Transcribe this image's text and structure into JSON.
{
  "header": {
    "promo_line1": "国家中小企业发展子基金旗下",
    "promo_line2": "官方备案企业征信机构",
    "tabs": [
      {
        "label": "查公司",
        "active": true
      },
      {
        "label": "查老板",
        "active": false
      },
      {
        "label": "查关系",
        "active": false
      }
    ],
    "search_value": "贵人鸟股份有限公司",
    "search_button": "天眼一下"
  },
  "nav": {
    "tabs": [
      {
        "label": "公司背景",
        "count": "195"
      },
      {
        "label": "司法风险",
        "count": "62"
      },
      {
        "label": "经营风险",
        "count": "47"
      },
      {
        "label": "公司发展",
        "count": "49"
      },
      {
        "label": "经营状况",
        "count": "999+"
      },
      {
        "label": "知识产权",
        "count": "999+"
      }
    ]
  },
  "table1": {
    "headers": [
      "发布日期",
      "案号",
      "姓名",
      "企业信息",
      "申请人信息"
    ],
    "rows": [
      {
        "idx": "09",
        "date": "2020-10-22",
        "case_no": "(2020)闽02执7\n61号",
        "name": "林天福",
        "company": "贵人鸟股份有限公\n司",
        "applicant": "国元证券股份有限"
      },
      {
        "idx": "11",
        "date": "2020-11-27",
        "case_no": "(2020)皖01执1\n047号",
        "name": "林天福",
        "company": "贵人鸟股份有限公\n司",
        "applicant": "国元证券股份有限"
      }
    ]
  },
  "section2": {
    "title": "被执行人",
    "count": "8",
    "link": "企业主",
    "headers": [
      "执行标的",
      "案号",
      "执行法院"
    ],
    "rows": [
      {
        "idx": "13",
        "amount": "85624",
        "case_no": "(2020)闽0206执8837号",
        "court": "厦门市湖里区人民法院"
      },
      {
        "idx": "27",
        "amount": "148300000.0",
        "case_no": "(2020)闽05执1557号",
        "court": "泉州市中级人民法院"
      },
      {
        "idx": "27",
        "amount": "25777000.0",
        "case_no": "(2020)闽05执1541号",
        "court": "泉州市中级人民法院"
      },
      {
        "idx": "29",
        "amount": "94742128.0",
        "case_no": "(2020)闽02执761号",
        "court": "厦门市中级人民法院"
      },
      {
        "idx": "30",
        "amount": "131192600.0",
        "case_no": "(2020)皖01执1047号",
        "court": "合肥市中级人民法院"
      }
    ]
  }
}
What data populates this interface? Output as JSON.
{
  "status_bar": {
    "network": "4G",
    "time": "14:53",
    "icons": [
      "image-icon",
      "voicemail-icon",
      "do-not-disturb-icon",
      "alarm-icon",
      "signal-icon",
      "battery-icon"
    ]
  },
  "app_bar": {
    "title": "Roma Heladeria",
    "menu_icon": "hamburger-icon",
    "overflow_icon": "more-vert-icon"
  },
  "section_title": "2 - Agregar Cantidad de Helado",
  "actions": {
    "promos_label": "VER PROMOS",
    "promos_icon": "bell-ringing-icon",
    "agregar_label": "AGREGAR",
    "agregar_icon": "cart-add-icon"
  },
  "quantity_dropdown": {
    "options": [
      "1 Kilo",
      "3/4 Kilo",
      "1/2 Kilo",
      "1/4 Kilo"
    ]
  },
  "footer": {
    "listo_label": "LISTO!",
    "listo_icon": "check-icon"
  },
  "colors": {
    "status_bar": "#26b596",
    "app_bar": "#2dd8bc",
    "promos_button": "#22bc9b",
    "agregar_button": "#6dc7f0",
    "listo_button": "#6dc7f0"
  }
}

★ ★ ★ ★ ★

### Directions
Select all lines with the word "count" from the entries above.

### Expected answer
        "count": "195"
        "count": "62"
        "count": "47"
        "count": "49"
        "count": "999+"
        "count": "999+"
    "count": "8",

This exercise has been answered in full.